(Exercise brief): Reproduce the records below exactly as shown.

Excerpts from an interface dataset
- Opening Delimiter -

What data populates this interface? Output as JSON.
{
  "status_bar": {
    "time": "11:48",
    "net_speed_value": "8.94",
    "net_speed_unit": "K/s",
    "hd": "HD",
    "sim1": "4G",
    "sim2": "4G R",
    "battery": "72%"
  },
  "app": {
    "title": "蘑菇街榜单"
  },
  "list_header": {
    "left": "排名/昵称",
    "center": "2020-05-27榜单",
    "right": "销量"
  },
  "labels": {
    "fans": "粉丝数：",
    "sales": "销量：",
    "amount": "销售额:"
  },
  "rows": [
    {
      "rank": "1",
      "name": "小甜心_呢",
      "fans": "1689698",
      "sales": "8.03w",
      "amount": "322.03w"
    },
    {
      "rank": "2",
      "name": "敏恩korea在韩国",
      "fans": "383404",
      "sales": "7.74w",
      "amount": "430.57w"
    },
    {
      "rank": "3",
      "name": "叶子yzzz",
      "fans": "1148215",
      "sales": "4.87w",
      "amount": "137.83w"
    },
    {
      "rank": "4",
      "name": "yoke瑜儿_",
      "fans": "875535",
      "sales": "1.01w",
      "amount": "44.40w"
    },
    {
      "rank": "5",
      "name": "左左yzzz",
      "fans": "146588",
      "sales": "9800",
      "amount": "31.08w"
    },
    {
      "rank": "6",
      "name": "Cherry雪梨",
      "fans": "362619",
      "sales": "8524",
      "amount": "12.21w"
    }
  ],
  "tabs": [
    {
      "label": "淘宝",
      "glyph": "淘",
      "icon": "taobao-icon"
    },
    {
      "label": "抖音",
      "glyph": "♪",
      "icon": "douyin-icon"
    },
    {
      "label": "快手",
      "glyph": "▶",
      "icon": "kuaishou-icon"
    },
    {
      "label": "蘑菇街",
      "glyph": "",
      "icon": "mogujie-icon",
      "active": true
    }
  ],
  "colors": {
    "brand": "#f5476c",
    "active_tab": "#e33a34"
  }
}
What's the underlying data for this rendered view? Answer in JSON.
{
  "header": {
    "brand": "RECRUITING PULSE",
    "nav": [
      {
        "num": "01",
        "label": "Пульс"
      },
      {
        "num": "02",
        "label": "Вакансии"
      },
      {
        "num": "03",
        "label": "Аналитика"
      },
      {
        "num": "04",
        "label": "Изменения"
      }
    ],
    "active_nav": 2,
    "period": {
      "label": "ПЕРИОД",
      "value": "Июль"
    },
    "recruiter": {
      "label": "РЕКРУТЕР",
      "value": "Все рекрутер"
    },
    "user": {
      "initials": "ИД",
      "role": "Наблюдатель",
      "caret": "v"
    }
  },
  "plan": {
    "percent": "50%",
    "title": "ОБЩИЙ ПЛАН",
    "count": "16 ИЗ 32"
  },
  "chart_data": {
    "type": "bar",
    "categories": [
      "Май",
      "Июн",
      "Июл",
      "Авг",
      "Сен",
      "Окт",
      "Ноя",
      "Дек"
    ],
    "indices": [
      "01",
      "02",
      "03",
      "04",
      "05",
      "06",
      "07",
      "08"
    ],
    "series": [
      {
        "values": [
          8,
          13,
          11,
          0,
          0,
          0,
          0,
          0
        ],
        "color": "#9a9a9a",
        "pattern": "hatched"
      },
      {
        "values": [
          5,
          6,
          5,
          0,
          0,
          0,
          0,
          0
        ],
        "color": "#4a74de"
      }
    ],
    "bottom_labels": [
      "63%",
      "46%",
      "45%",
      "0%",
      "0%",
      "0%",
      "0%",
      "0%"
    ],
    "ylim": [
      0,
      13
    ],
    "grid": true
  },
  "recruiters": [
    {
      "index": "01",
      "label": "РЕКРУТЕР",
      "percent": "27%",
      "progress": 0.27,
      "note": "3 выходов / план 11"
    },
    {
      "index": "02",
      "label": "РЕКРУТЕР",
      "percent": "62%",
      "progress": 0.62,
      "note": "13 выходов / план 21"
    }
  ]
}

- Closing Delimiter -

(Response to this exercise):
What data populates this interface? Output as JSON.
{
  "status_bar": {
    "time": "11:48",
    "net_speed_value": "8.94",
    "net_speed_unit": "K/s",
    "hd": "HD",
    "sim1": "4G",
    "sim2": "4G R",
    "battery": "72%"
  },
  "app": {
    "title": "蘑菇街榜单"
  },
  "list_header": {
    "left": "排名/昵称",
    "center": "2020-05-27榜单",
    "right": "销量"
  },
  "labels": {
    "fans": "粉丝数：",
    "sales": "销量：",
    "amount": "销售额:"
  },
  "rows": [
    {
      "rank": "1",
      "name": "小甜心_呢",
      "fans": "1689698",
      "sales": "8.03w",
      "amount": "322.03w"
    },
    {
      "rank": "2",
      "name": "敏恩korea在韩国",
      "fans": "383404",
      "sales": "7.74w",
      "amount": "430.57w"
    },
    {
      "rank": "3",
      "name": "叶子yzzz",
      "fans": "1148215",
      "sales": "4.87w",
      "amount": "137.83w"
    },
    {
      "rank": "4",
      "name": "yoke瑜儿_",
      "fans": "875535",
      "sales": "1.01w",
      "amount": "44.40w"
    },
    {
      "rank": "5",
      "name": "左左yzzz",
      "fans": "146588",
      "sales": "9800",
      "amount": "31.08w"
    },
    {
      "rank": "6",
      "name": "Cherry雪梨",
      "fans": "362619",
      "sales": "8524",
      "amount": "12.21w"
    }
  ],
  "tabs": [
    {
      "label": "淘宝",
      "glyph": "淘",
      "icon": "taobao-icon"
    },
    {
      "label": "抖音",
      "glyph": "♪",
      "icon": "douyin-icon"
    },
    {
      "label": "快手",
      "glyph": "▶",
      "icon": "kuaishou-icon"
    },
    {
      "label": "蘑菇街",
      "glyph": "",
      "icon": "mogujie-icon",
      "active": true
    }
  ],
  "colors": {
    "brand": "#f5476c",
    "active_tab": "#e33a34"
  }
}
What's the underlying data for this rendered view? Answer in JSON.
{
  "header": {
    "brand": "RECRUITING PULSE",
    "nav": [
      {
        "num": "01",
        "label": "Пульс"
      },
      {
        "num": "02",
        "label": "Вакансии"
      },
      {
        "num": "03",
        "label": "Аналитика"
      },
      {
        "num": "04",
        "label": "Изменения"
      }
    ],
    "active_nav": 2,
    "period": {
      "label": "ПЕРИОД",
      "value": "Июль"
    },
    "recruiter": {
      "label": "РЕКРУТЕР",
      "value": "Все рекрутер"
    },
    "user": {
      "initials": "ИД",
      "role": "Наблюдатель",
      "caret": "v"
    }
  },
  "plan": {
    "percent": "50%",
    "title": "ОБЩИЙ ПЛАН",
    "count": "16 ИЗ 32"
  },
  "chart_data": {
    "type": "bar",
    "categories": [
      "Май",
      "Июн",
      "Июл",
      "Авг",
      "Сен",
      "Окт",
      "Ноя",
      "Дек"
    ],
    "indices": [
      "01",
      "02",
      "03",
      "04",
      "05",
      "06",
      "07",
      "08"
    ],
    "series": [
      {
        "values": [
          8,
          13,
          11,
          0,
          0,
          0,
          0,
          0
        ],
        "color": "#9a9a9a",
        "pattern": "hatched"
      },
      {
        "values": [
          5,
          6,
          5,
          0,
          0,
          0,
          0,
          0
        ],
        "color": "#4a74de"
      }
    ],
    "bottom_labels": [
      "63%",
      "46%",
      "45%",
      "0%",
      "0%",
      "0%",
      "0%",
      "0%"
    ],
    "ylim": [
      0,
      13
    ],
    "grid": true
  },
  "recruiters": [
    {
      "index": "01",
      "label": "РЕКРУТЕР",
      "percent": "27%",
      "progress": 0.27,
      "note": "3 выходов / план 11"
    },
    {
      "index": "02",
      "label": "РЕКРУТЕР",
      "percent": "62%",
      "progress": 0.62,
      "note": "13 выходов / план 21"
    }
  ]
}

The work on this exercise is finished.